Visa has warned that new European rules on e-commerce threaten to seriously disrupt online shopping and inconvenience consumers.
The European Banking Authority has brought forward proposals for how it will implement what is called strong customer authentication. The plans include a “one size fits all” approach where every online transaction over €10 will require additional steps at checkout such as entering passwords, codes or using a card reader.
Independent consumer research carried out in five European countries on behalf of Visa demonstrates the potential impact of the changes.
In practical terms, the proposals would mean:
- No more express online checkouts. This includes one-click checkouts even at online retailers where consumers shop regularly, and no more fast, automatic in-app payments where cards are already stored. Visa estimates that half of all European consumer e-commerce would be impacted. The survey found that almost two-thirds (61%) would abandon purchases if more steps were added to the checkout and payment process when shopping online.
- Reduced access to online shopping outside Europe. The proposals mean that international websites will have to follow the new European rules or purchases will be automatically declined. Visa estimates that payments totalling more than €6bn could be impacted, representing two-thirds of all European transactions on international websites. The survey shows that 51% of people currently shop online from retailers outside the EU.
- Longer queues and issues using cards at places like toll booths and parking where PINs are not required today. In France alone, this would impact over 500 million journeys a year.
Peter Bayley, Chief Risk Officer, Europe at Visa, said: “These new proposals threaten to seriously disrupt the way we all shop online. The plans will bring a host of complications and inconveniences including more declined transactions and longer and more complicated checkout experiences with little if any benefit to consumers.
“We completely support strong security measures. However, managing payments is always about balancing security with convenience. The planned one size fits all approach tips the balance too far one way, making it difficult for consumers to make purchases wherever, whenever and on whatever device they want.

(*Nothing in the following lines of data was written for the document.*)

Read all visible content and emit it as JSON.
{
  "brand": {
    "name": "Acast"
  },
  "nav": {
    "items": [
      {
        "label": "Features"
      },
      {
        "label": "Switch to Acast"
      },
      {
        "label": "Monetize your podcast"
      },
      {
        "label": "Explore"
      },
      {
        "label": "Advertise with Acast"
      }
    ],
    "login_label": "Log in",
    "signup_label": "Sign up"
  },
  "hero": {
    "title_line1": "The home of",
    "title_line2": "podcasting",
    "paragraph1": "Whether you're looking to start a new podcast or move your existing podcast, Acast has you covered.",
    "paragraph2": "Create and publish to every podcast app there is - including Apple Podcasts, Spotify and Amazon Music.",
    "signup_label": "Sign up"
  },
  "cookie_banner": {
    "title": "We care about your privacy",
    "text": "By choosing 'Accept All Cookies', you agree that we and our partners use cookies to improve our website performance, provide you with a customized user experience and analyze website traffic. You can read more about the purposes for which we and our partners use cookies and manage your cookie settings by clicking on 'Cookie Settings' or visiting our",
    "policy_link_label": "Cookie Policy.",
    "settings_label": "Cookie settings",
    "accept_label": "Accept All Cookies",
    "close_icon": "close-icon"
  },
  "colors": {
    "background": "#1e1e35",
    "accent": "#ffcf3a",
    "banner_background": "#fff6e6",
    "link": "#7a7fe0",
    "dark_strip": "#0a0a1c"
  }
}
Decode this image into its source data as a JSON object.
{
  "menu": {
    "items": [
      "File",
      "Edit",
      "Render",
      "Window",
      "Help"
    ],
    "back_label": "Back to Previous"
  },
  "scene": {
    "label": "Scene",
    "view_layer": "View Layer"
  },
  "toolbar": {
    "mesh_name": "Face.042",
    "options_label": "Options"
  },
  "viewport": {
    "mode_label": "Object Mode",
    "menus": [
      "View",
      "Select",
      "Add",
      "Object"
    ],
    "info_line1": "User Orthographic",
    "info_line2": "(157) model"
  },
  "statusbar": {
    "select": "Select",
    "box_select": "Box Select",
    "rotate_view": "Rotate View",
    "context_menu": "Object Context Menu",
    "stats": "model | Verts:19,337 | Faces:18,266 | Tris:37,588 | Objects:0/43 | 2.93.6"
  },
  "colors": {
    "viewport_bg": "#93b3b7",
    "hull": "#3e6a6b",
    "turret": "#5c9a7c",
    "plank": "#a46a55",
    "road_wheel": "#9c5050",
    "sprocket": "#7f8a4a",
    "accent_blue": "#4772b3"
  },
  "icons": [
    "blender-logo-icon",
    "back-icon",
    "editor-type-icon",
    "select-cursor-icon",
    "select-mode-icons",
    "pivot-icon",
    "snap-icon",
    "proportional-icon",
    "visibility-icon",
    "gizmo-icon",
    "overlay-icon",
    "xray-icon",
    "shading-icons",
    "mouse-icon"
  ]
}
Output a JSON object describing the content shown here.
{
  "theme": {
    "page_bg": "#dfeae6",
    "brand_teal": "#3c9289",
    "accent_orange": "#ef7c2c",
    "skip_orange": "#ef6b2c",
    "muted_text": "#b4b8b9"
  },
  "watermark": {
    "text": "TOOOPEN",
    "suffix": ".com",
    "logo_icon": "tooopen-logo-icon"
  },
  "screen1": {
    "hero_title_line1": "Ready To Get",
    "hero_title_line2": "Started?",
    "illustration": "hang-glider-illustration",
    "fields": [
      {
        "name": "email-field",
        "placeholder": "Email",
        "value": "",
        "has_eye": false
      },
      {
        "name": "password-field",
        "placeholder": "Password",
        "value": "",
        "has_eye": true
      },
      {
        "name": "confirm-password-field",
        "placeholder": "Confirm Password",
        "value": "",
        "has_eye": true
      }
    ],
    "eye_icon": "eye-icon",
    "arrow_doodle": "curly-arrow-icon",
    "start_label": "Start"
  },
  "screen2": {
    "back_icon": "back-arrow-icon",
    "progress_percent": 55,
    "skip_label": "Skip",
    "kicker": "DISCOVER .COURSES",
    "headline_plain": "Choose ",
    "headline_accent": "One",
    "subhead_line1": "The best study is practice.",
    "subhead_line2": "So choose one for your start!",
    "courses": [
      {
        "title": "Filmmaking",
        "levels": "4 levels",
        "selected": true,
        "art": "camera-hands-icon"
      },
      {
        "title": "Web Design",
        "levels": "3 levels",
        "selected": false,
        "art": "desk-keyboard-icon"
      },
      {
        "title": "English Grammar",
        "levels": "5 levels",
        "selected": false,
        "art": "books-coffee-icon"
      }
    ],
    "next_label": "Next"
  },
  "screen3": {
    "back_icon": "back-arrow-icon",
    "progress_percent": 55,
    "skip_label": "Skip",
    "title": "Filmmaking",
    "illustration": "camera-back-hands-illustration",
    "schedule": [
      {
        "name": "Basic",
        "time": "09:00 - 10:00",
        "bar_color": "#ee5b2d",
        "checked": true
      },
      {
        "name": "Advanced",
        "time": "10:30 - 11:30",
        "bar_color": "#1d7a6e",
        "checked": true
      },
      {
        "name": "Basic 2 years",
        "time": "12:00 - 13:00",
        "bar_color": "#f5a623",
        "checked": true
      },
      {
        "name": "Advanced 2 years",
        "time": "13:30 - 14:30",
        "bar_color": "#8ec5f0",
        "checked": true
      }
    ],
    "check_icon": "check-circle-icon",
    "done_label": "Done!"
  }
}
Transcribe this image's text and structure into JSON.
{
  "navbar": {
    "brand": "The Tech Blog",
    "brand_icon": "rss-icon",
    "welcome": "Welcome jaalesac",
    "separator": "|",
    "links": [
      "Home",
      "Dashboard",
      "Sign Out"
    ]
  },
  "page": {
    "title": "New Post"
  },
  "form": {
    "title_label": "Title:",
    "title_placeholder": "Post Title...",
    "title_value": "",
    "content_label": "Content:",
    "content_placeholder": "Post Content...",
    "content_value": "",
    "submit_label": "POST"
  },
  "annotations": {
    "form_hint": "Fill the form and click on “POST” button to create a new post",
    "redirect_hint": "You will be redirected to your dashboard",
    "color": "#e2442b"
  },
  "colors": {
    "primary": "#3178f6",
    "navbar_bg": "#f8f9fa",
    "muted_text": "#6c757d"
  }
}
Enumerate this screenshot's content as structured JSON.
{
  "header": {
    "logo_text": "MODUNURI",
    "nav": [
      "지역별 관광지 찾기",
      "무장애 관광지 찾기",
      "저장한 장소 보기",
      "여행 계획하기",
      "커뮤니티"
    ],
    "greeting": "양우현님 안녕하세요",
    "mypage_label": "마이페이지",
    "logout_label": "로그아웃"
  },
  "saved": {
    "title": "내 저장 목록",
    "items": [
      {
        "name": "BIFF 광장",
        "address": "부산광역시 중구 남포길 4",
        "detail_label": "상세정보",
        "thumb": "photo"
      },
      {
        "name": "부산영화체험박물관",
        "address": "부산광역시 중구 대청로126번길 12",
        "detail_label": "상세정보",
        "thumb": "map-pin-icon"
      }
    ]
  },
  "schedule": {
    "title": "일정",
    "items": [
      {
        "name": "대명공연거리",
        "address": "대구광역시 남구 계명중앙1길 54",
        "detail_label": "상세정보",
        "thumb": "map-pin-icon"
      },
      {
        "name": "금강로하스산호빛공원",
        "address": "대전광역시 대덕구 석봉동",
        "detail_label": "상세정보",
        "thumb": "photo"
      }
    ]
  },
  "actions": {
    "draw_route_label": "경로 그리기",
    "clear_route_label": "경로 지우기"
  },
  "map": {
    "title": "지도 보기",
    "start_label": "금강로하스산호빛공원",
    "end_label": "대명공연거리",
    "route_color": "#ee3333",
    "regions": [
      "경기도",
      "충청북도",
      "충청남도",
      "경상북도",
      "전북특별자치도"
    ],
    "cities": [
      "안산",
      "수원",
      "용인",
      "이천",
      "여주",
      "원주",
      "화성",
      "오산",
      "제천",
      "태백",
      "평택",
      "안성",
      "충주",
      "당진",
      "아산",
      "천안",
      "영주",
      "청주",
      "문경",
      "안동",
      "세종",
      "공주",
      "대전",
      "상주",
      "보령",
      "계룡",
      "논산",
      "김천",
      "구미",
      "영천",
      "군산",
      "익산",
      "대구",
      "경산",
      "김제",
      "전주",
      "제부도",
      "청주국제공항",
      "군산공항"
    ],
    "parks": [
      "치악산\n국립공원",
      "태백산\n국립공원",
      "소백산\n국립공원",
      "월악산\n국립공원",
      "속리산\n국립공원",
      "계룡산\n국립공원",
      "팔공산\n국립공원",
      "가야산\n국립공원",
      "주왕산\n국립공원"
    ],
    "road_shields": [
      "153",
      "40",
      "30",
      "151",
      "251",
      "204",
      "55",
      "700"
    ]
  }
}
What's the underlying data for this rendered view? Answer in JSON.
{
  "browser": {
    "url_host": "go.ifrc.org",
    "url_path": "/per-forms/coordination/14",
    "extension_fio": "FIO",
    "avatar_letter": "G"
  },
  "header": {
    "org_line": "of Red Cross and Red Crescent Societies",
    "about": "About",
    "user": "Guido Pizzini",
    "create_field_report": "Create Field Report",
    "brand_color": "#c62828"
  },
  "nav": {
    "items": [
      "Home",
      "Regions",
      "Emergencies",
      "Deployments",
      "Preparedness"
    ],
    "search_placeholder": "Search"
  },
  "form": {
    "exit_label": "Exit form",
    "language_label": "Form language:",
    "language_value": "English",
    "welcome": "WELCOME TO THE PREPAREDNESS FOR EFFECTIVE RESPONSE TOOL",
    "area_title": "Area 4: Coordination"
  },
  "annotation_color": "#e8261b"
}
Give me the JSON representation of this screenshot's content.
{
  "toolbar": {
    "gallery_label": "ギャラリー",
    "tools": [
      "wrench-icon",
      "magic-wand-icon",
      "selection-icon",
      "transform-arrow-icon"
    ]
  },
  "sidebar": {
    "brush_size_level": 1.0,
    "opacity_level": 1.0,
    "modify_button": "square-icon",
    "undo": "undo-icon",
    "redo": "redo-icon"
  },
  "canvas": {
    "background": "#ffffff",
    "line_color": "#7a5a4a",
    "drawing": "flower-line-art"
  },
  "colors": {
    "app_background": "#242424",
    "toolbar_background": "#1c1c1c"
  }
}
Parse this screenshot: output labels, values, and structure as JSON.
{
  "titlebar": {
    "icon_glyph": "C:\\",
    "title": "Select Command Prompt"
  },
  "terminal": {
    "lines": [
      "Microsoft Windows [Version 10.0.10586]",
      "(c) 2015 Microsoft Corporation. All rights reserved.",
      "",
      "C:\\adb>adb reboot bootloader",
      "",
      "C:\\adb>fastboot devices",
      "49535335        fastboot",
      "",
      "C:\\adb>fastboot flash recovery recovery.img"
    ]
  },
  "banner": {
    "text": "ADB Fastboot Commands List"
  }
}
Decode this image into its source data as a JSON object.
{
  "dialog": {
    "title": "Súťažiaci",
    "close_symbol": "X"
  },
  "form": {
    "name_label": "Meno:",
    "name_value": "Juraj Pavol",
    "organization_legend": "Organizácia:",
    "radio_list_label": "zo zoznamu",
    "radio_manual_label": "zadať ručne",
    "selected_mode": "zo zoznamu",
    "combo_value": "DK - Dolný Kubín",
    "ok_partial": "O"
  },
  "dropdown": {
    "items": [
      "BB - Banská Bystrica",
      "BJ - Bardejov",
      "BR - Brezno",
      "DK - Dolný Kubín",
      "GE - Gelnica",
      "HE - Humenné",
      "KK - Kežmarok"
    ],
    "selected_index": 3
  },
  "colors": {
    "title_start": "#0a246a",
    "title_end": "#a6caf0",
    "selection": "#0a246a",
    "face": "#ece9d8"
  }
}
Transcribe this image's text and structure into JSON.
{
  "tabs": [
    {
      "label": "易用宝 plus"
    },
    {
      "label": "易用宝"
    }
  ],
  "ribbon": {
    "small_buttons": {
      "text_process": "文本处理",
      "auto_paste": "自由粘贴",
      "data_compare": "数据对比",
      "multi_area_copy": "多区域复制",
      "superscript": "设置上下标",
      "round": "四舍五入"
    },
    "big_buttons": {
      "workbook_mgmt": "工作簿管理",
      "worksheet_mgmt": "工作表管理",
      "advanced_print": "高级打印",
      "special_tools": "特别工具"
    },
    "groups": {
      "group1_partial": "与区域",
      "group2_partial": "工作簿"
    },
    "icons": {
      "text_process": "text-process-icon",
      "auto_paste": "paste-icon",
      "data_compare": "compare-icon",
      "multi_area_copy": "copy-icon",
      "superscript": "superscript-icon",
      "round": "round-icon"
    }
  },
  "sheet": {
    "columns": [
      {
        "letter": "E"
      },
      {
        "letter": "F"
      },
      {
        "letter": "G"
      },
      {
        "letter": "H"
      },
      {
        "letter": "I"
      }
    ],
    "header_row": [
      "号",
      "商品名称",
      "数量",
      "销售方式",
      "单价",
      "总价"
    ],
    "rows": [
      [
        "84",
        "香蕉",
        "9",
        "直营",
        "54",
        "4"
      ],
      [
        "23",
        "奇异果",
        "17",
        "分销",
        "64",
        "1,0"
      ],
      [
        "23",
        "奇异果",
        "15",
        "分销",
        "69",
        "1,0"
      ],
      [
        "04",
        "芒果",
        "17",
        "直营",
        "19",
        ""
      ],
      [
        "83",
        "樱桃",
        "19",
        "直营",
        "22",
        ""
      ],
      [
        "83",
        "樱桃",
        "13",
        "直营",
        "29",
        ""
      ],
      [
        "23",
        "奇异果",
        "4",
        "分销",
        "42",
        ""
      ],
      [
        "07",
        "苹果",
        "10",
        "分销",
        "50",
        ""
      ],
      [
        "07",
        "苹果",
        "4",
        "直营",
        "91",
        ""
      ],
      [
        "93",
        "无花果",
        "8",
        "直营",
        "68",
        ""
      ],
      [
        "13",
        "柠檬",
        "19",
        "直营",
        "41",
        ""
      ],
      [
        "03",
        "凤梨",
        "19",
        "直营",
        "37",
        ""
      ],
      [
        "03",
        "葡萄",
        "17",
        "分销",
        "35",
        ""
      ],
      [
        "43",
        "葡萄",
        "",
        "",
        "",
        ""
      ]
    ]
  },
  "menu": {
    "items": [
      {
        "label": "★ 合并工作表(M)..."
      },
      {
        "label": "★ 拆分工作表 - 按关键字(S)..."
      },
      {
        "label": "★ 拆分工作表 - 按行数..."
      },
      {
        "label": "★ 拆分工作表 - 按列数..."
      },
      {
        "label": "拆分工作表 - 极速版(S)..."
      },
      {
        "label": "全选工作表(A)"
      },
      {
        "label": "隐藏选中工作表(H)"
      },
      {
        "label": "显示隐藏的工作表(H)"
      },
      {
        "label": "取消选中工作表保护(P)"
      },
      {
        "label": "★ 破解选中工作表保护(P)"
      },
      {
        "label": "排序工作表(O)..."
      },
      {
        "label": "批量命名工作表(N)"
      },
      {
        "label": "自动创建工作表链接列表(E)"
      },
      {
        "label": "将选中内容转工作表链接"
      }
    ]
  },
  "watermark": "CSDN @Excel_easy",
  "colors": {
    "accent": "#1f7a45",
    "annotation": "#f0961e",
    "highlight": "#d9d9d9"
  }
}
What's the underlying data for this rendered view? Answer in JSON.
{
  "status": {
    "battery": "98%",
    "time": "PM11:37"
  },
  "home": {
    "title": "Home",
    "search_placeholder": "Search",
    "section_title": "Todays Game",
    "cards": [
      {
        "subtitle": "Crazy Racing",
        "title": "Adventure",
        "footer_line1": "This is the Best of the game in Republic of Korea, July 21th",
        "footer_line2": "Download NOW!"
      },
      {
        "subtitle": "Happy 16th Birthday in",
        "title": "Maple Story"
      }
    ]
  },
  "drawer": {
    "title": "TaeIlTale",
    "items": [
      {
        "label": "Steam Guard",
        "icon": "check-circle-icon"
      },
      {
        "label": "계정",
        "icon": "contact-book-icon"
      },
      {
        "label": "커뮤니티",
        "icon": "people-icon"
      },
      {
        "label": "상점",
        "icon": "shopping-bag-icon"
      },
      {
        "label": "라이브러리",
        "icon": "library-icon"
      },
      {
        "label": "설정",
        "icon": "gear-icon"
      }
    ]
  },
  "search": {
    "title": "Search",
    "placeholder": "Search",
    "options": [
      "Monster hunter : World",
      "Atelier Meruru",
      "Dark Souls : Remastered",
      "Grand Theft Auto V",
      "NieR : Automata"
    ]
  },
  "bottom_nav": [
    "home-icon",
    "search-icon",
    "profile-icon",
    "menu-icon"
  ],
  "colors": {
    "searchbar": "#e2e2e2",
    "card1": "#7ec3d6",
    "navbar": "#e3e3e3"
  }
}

It will annoy consumers and damage businesses’ potential to sell their goods and services.
“E-commerce has been a European success story in a time of weak overall economic growth but this initiative threatens to slow that growth and reduce the competitiveness of European businesses against competitors from other parts of the globe.”
The EBA will publish its final proposed standards on 12 January 2017. These standards are in response to the requirements of the Payment Services Directive which mandates SCA for all electronic payments.
Bayley adds: “All of this inconvenience comes with no evidence that it will actually reduce fraud. We have a system today that works, based on an approach we call risk-based authentication. This enables intelligent decisions about whether a particular purchase is low risk taking into account things like the device that’s being used and previous shopping patterns.
“Fraud on Visa cards today is low, tracking at about 5 cents in every €100 spent. And consumers are protected from fraud losses anyway – all the risk is taken by the merchants and banks who, together with Visa, have already implemented a number of security measures to prevent fraudulent online purchases. They are prepared to accept that risk to give a seamless experience to their customers as they know this makes sales more likely and it’s what people now expect.”